TASK TO CARRY OUT: Within the listing below, tally the lines where the word "Total" appears, and answer with nothing but the tally.

RECORDS PROVIDED:

☆ ☆ ☆

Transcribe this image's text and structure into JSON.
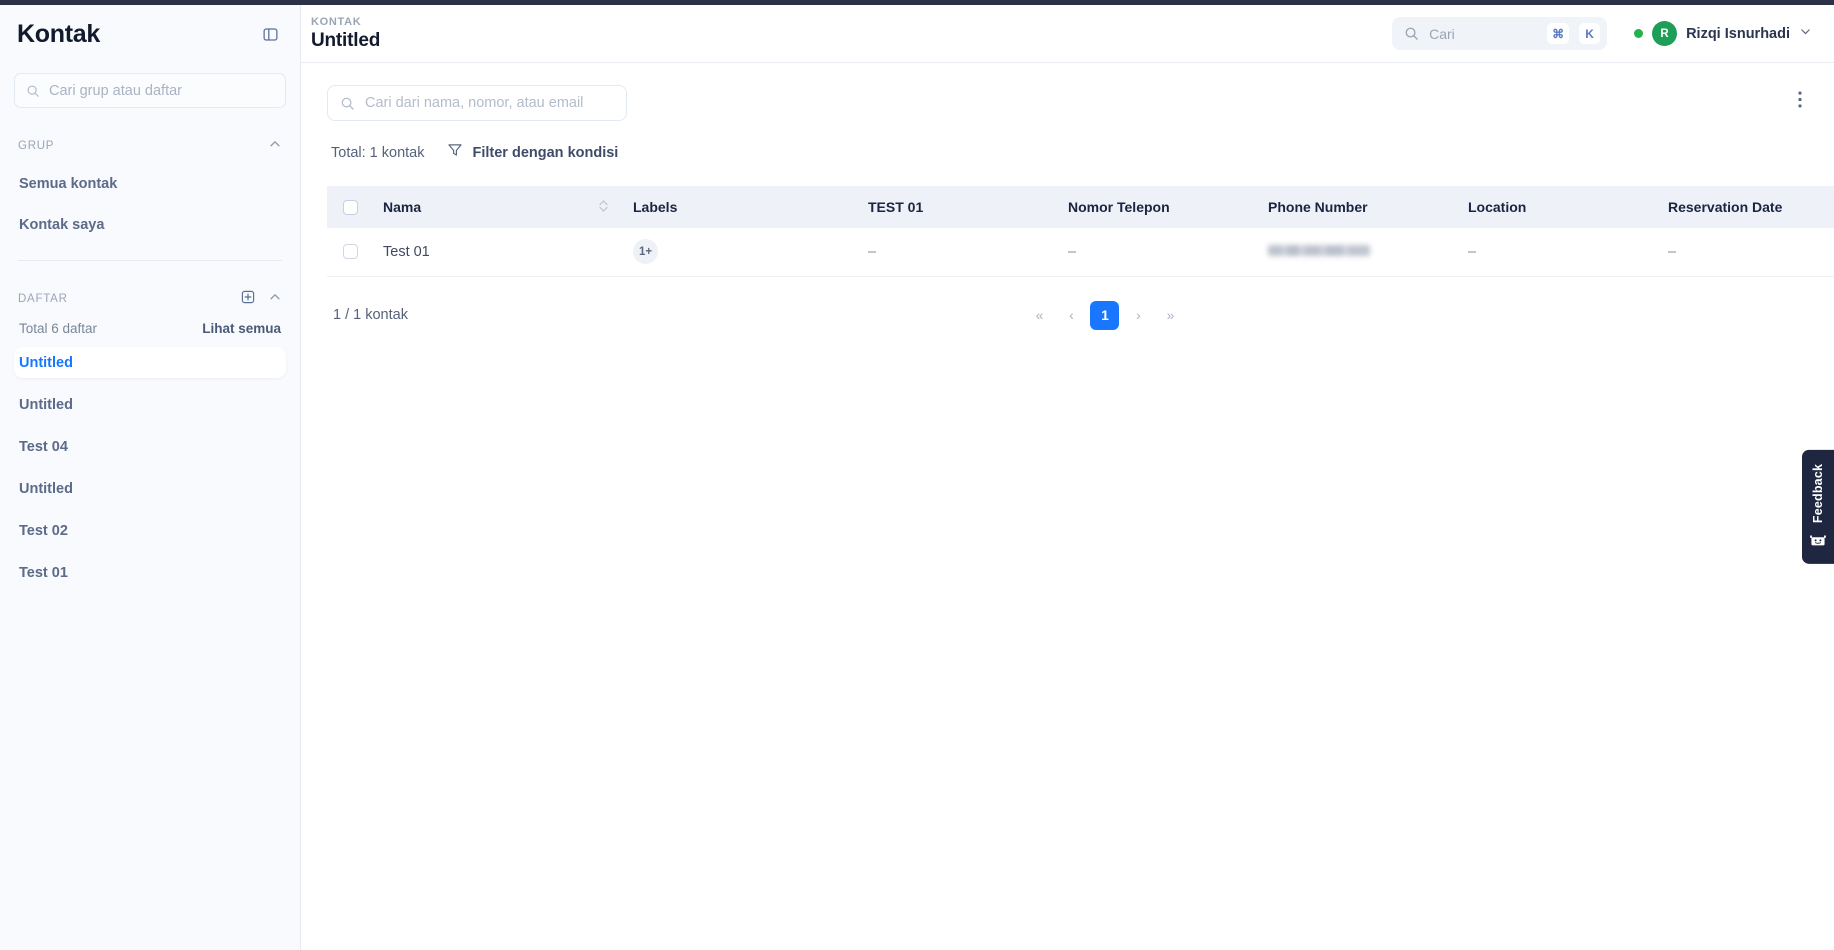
{
  "sidebar": {
    "title": "Kontak",
    "panel_toggle_icon": "panel-collapse-icon",
    "search": {
      "placeholder": "Cari grup atau daftar",
      "value": "",
      "icon": "search-icon"
    },
    "group_section": {
      "title": "GRUP",
      "collapse_icon": "chevron-up-icon",
      "items": [
        {
          "label": "Semua kontak"
        },
        {
          "label": "Kontak saya"
        }
      ]
    },
    "list_section": {
      "title": "DAFTAR",
      "add_icon": "plus-square-icon",
      "collapse_icon": "chevron-up-icon",
      "total_label": "Total 6 daftar",
      "see_all_label": "Lihat semua",
      "items": [
        {
          "label": "Untitled",
          "active": true
        },
        {
          "label": "Untitled",
          "active": false
        },
        {
          "label": "Test 04",
          "active": false
        },
        {
          "label": "Untitled",
          "active": false
        },
        {
          "label": "Test 02",
          "active": false
        },
        {
          "label": "Test 01",
          "active": false
        }
      ]
    }
  },
  "topbar": {
    "breadcrumb": "KONTAK",
    "title": "Untitled",
    "search": {
      "placeholder": "Cari",
      "value": "",
      "icon": "search-icon",
      "shortcut_modifier": "⌘",
      "shortcut_key": "K"
    },
    "user": {
      "status": "online",
      "initial": "R",
      "name": "Rizqi Isnurhadi",
      "chevron_icon": "chevron-down-icon"
    }
  },
  "content": {
    "search": {
      "placeholder": "Cari dari nama, nomor, atau email",
      "value": "",
      "icon": "search-icon"
    },
    "more_menu_icon": "kebab-menu-icon",
    "total_label": "Total: 1 kontak",
    "filter": {
      "label": "Filter dengan kondisi",
      "icon": "funnel-icon"
    },
    "table": {
      "columns": [
        {
          "label": "Nama",
          "sortable": true,
          "sort_icon": "sort-updown-icon"
        },
        {
          "label": "Labels",
          "sortable": false
        },
        {
          "label": "TEST 01",
          "sortable": false
        },
        {
          "label": "Nomor Telepon",
          "sortable": false
        },
        {
          "label": "Phone Number",
          "sortable": false
        },
        {
          "label": "Location",
          "sortable": false
        },
        {
          "label": "Reservation Date",
          "sortable": false
        }
      ],
      "rows": [
        {
          "selected": false,
          "nama": "Test 01",
          "labels_badge": "1+",
          "test_01": "–",
          "nomor_telepon": "–",
          "phone_number": "",
          "phone_number_redacted": true,
          "location": "–",
          "reservation_date": "–"
        }
      ]
    },
    "pagination": {
      "count_label": "1 / 1 kontak",
      "first_label": "«",
      "prev_label": "‹",
      "pages": [
        "1"
      ],
      "current_page": "1",
      "next_label": "›",
      "last_label": "»"
    }
  },
  "feedback": {
    "label": "Feedback",
    "icon": "smiley-robot-icon"
  },
  "colors": {
    "accent": "#1977ff",
    "online": "#23b24b",
    "avatar_bg": "#1e9e57",
    "sidebar_bg": "#f8fafd",
    "table_header_bg": "#eef2f8",
    "feedback_bg": "#1e2640"
  }
}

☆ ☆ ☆

WORKED SOLUTION: 2